### Material shown
==================================================
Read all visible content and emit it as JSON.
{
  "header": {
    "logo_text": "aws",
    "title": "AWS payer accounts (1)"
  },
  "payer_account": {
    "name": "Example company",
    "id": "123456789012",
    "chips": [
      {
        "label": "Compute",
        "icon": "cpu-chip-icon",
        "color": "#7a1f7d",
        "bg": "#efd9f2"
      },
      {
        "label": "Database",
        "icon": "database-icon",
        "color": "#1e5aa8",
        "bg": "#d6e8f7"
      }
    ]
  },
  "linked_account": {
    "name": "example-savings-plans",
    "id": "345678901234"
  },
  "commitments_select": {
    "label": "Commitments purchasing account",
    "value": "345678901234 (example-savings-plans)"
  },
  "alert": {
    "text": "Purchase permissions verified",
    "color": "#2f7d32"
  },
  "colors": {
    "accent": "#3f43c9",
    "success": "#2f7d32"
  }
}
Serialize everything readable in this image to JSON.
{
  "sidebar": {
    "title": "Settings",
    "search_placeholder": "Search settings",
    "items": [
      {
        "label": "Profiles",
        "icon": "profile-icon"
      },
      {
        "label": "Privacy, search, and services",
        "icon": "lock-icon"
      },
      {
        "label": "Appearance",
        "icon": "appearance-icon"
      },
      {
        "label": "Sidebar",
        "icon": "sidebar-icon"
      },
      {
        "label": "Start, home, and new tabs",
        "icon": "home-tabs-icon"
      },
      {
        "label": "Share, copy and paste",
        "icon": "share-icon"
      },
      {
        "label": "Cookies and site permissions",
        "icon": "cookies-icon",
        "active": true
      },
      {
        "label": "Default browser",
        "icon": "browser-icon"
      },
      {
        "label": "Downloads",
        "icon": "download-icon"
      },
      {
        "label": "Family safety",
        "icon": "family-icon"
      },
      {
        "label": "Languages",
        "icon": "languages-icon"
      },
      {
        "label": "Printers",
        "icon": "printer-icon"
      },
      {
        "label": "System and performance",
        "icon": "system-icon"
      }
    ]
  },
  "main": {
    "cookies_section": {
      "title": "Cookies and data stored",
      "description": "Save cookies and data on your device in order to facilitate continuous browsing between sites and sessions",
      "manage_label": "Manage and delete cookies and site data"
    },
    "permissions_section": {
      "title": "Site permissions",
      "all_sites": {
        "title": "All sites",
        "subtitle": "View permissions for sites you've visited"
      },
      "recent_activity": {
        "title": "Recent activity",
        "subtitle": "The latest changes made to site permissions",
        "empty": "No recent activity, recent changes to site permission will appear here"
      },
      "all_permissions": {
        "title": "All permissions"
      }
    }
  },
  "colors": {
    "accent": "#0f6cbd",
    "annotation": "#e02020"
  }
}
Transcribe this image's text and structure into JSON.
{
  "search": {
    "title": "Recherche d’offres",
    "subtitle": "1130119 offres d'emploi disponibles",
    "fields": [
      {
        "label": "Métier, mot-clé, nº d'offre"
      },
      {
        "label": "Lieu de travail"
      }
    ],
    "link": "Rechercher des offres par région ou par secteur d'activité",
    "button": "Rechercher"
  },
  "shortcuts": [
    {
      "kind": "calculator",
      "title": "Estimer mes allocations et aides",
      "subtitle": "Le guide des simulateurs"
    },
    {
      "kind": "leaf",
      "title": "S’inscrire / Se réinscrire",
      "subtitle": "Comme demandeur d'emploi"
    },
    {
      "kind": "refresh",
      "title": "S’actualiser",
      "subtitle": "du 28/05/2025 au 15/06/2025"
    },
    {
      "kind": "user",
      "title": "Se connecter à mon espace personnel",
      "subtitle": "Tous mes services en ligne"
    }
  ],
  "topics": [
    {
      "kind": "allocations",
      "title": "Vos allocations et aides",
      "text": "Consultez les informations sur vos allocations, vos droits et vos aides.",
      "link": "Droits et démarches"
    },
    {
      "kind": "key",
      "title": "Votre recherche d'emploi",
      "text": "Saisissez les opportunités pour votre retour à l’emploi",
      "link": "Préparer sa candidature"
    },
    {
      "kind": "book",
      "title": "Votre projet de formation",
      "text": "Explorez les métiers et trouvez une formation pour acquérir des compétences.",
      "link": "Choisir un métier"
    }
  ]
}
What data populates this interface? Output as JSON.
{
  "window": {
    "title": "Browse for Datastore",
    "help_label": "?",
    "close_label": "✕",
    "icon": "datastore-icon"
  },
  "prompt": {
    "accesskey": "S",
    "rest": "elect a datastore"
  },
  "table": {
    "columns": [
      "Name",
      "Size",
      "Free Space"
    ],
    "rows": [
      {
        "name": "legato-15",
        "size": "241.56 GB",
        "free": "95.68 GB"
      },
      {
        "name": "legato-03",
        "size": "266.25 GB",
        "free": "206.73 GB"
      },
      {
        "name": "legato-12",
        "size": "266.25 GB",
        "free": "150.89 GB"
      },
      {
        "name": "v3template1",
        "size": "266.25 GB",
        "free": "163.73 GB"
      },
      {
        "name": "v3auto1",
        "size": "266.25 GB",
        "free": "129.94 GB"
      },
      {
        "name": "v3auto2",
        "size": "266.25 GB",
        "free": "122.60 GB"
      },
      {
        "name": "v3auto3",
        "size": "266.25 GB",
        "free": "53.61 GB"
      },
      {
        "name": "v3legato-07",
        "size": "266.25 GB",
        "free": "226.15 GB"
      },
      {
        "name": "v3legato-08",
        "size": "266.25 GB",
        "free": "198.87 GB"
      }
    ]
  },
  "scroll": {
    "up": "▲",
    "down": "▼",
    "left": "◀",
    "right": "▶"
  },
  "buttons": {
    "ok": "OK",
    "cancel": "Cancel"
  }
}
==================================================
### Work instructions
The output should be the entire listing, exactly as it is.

### Task answer
Read all visible content and emit it as JSON.
{
  "header": {
    "logo_text": "aws",
    "title": "AWS payer accounts (1)"
  },
  "payer_account": {
    "name": "Example company",
    "id": "123456789012",
    "chips": [
      {
        "label": "Compute",
        "icon": "cpu-chip-icon",
        "color": "#7a1f7d",
        "bg": "#efd9f2"
      },
      {
        "label": "Database",
        "icon": "database-icon",
        "color": "#1e5aa8",
        "bg": "#d6e8f7"
      }
    ]
  },
  "linked_account": {
    "name": "example-savings-plans",
    "id": "345678901234"
  },
  "commitments_select": {
    "label": "Commitments purchasing account",
    "value": "345678901234 (example-savings-plans)"
  },
  "alert": {
    "text": "Purchase permissions verified",
    "color": "#2f7d32"
  },
  "colors": {
    "accent": "#3f43c9",
    "success": "#2f7d32"
  }
}
Serialize everything readable in this image to JSON.
{
  "sidebar": {
    "title": "Settings",
    "search_placeholder": "Search settings",
    "items": [
      {
        "label": "Profiles",
        "icon": "profile-icon"
      },
      {
        "label": "Privacy, search, and services",
        "icon": "lock-icon"
      },
      {
        "label": "Appearance",
        "icon": "appearance-icon"
      },
      {
        "label": "Sidebar",
        "icon": "sidebar-icon"
      },
      {
        "label": "Start, home, and new tabs",
        "icon": "home-tabs-icon"
      },
      {
        "label": "Share, copy and paste",
        "icon": "share-icon"
      },
      {
        "label": "Cookies and site permissions",
        "icon": "cookies-icon",
        "active": true
      },
      {
        "label": "Default browser",
        "icon": "browser-icon"
      },
      {
        "label": "Downloads",
        "icon": "download-icon"
      },
      {
        "label": "Family safety",
        "icon": "family-icon"
      },
      {
        "label": "Languages",
        "icon": "languages-icon"
      },
      {
        "label": "Printers",
        "icon": "printer-icon"
      },
      {
        "label": "System and performance",
        "icon": "system-icon"
      }
    ]
  },
  "main": {
    "cookies_section": {
      "title": "Cookies and data stored",
      "description": "Save cookies and data on your device in order to facilitate continuous browsing between sites and sessions",
      "manage_label": "Manage and delete cookies and site data"
    },
    "permissions_section": {
      "title": "Site permissions",
      "all_sites": {
        "title": "All sites",
        "subtitle": "View permissions for sites you've visited"
      },
      "recent_activity": {
        "title": "Recent activity",
        "subtitle": "The latest changes made to site permissions",
        "empty": "No recent activity, recent changes to site permission will appear here"
      },
      "all_permissions": {
        "title": "All permissions"
      }
    }
  },
  "colors": {
    "accent": "#0f6cbd",
    "annotation": "#e02020"
  }
}
Transcribe this image's text and structure into JSON.
{
  "search": {
    "title": "Recherche d’offres",
    "subtitle": "1130119 offres d'emploi disponibles",
    "fields": [
      {
        "label": "Métier, mot-clé, nº d'offre"
      },
      {
        "label": "Lieu de travail"
      }
    ],
    "link": "Rechercher des offres par région ou par secteur d'activité",
    "button": "Rechercher"
  },
  "shortcuts": [
    {
      "kind": "calculator",
      "title": "Estimer mes allocations et aides",
      "subtitle": "Le guide des simulateurs"
    },
    {
      "kind": "leaf",
      "title": "S’inscrire / Se réinscrire",
      "subtitle": "Comme demandeur d'emploi"
    },
    {
      "kind": "refresh",
      "title": "S’actualiser",
      "subtitle": "du 28/05/2025 au 15/06/2025"
    },
    {
      "kind": "user",
      "title": "Se connecter à mon espace personnel",
      "subtitle": "Tous mes services en ligne"
    }
  ],
  "topics": [
    {
      "kind": "allocations",
      "title": "Vos allocations et aides",
      "text": "Consultez les informations sur vos allocations, vos droits et vos aides.",
      "link": "Droits et démarches"
    },
    {
      "kind": "key",
      "title": "Votre recherche d'emploi",
      "text": "Saisissez les opportunités pour votre retour à l’emploi",
      "link": "Préparer sa candidature"
    },
    {
      "kind": "book",
      "title": "Votre projet de formation",
      "text": "Explorez les métiers et trouvez une formation pour acquérir des compétences.",
      "link": "Choisir un métier"
    }
  ]
}
What data populates this interface? Output as JSON.
{
  "window": {
    "title": "Browse for Datastore",
    "help_label": "?",
    "close_label": "✕",
    "icon": "datastore-icon"
  },
  "prompt": {
    "accesskey": "S",
    "rest": "elect a datastore"
  },
  "table": {
    "columns": [
      "Name",
      "Size",
      "Free Space"
    ],
    "rows": [
      {
        "name": "legato-15",
        "size": "241.56 GB",
        "free": "95.68 GB"
      },
      {
        "name": "legato-03",
        "size": "266.25 GB",
        "free": "206.73 GB"
      },
      {
        "name": "legato-12",
        "size": "266.25 GB",
        "free": "150.89 GB"
      },
      {
        "name": "v3template1",
        "size": "266.25 GB",
        "free": "163.73 GB"
      },
      {
        "name": "v3auto1",
        "size": "266.25 GB",
        "free": "129.94 GB"
      },
      {
        "name": "v3auto2",
        "size": "266.25 GB",
        "free": "122.60 GB"
      },
      {
        "name": "v3auto3",
        "size": "266.25 GB",
        "free": "53.61 GB"
      },
      {
        "name": "v3legato-07",
        "size": "266.25 GB",
        "free": "226.15 GB"
      },
      {
        "name": "v3legato-08",
        "size": "266.25 GB",
        "free": "198.87 GB"
      }
    ]
  },
  "scroll": {
    "up": "▲",
    "down": "▼",
    "left": "◀",
    "right": "▶"
  },
  "buttons": {
    "ok": "OK",
    "cancel": "Cancel"
  }
}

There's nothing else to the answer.